Last week, the fourth annual SDN & OpenFlow World Congress was held in Düsseldorf, Germany. Organized by the Open Networking Foundation and Layer123 and hosted by Deutsche Telecom, the event bills itself as "the best opportunity to meet all of the global market-making organizations behind SDN, NFV, OpenFlow and the development of the new networking industry."
The conference opened with a keynote from the ONF's Dan Pitt, and included speakers and content from carriers, vendors, and other industry organizations including OpenDaylight, Open Platform for Network Function Virtualization (OPNFV), the European Telecommunications Standards Institute (ETSI), the Broadband Forum, the MEF, the Optical Internetworking Forum (OIF), and the Next Generation Mobile Networks (NGMN) Alliance.
Attending the Congress alongside some of the best brightest minds in the SDN industry, we can say that the show has again succeeded in bringing an emerging industry together to discuss the latest in SDN and NFV technologies.
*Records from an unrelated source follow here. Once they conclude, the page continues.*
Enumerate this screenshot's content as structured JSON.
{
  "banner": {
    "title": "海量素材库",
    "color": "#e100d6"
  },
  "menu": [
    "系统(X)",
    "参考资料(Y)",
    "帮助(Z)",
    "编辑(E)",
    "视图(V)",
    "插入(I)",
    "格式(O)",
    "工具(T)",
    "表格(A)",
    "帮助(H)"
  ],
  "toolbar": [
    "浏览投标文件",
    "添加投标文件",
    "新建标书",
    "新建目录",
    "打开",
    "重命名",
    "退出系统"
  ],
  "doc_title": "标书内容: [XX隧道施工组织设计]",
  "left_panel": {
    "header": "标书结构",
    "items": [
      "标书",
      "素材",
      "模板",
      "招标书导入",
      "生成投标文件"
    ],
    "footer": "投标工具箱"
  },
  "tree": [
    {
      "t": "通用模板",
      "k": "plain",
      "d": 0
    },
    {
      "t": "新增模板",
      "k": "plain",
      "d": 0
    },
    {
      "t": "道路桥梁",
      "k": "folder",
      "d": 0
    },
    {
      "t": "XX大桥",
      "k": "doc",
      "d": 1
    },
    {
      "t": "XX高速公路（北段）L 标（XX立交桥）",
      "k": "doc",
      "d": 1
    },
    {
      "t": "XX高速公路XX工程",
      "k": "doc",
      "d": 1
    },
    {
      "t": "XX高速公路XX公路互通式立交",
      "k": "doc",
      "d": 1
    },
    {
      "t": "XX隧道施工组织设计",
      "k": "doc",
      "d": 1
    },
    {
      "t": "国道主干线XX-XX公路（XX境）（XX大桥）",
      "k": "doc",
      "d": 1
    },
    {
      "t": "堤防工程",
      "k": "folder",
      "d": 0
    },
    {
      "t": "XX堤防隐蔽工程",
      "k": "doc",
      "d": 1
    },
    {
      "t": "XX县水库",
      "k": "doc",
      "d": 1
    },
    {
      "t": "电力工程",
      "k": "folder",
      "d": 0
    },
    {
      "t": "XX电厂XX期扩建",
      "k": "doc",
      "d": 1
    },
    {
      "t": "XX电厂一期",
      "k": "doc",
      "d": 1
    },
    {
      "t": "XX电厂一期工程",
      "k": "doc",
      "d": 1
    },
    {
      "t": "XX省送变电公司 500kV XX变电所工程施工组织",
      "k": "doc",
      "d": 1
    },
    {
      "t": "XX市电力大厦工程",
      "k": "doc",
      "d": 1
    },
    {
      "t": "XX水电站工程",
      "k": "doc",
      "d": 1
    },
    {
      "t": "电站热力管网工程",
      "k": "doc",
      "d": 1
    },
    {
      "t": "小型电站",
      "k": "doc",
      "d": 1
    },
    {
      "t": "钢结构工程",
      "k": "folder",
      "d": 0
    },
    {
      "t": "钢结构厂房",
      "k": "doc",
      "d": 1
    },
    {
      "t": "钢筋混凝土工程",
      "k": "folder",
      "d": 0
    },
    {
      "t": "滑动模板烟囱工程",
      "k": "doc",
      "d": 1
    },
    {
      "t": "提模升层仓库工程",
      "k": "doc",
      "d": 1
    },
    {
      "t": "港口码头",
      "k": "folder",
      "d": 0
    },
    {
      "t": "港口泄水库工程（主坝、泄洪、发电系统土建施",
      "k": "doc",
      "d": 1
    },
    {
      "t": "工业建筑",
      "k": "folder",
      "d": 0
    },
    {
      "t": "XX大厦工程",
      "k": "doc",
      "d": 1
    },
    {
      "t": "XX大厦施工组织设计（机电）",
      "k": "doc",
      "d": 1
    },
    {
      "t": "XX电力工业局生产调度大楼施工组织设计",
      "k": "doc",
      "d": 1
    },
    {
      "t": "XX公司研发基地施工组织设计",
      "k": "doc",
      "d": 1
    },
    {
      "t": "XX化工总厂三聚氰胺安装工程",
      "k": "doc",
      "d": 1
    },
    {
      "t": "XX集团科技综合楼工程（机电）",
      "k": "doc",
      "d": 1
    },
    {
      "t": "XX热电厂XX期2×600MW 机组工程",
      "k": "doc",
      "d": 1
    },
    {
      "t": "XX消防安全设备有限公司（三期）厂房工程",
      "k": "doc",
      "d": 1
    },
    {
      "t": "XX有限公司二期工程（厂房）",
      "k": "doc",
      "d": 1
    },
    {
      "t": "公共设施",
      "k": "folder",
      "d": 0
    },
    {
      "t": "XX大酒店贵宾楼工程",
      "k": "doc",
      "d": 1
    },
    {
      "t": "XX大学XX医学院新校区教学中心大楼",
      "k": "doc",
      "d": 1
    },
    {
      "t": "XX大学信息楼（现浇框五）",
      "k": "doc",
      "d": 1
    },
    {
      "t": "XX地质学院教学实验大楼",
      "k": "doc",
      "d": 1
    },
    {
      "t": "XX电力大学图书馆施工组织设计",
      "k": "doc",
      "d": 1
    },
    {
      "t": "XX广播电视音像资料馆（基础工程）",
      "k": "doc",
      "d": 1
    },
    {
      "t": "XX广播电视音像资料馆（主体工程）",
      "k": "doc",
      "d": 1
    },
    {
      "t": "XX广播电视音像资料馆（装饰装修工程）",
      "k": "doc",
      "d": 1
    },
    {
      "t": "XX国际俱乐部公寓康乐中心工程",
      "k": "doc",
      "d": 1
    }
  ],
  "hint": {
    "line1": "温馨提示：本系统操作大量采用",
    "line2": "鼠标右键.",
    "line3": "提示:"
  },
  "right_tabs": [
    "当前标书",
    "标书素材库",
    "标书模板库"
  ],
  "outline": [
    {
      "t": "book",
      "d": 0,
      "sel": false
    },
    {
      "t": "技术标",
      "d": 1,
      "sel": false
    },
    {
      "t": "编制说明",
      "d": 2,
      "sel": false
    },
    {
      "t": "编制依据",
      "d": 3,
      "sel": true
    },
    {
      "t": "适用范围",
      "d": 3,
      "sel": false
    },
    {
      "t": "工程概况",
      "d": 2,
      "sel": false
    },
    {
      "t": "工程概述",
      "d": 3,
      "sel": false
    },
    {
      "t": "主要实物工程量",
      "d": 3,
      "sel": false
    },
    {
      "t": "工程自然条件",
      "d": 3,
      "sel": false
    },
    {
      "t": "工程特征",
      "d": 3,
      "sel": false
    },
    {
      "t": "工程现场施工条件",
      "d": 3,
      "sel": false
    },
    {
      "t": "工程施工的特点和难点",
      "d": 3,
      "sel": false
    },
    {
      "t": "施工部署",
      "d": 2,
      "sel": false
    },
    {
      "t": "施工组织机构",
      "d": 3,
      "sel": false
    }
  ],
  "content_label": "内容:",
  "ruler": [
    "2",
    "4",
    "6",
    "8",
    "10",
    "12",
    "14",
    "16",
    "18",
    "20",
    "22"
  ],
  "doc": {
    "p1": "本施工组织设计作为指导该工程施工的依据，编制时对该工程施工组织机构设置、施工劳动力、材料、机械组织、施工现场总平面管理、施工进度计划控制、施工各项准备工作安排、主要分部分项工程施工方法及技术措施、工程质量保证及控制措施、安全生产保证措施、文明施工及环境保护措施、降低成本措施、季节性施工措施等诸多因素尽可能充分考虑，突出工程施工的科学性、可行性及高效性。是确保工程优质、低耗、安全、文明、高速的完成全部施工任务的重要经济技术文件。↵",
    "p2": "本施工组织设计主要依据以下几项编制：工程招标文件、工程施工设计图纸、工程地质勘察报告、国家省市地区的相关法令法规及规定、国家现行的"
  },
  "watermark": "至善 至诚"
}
And although the program began for service providers, there is a growing focus on the enterprise.
People were talking the most about the following trends:
1. Many operators are exploring the use of OpenStack to address NFV (network functions virtualization) requirements.
OpenStack gives customers the ability to build across any or all platforms without having to completely rework or replace their existing cloud infrastructure. It is gaining regular momentum and is set to become the new gold standard for the industry.
2. Microservices are determining how virtualized network functions (VNFs) will be packaged moving forward.
Microservices are a big conversation point at the moment, especially when it comes to whether virtual machines (VMs) or containers are the best way to deploy the VNFs. Several presentations and conversations discussed what constitutes a microservice.
The expectation in service provider environments is that microservices will be able to scale to hundreds of thousands of instances, and that analytics and optimization are going to be key attributes in these environments. Regardless, it is clear that micro-services are becoming a catalyst in the evolution toward distributed asynchronous services.
3. Service function chaining (SFC) in the data center is on the rise.
Service function chaining in the data center is becoming more commonplace than ever before. There were sessions delivered by several large companies, as well as the SFC working group, that provided a really clear outline of how this will play out and its progress thus far.
It is safe to say that clear skies are ahead. Companies will increasingly be required to understand network services headers though, which is the primary identifier for components in the chain. To help, OPNFV will create example deployment solutions with real vendor components in support of SFC.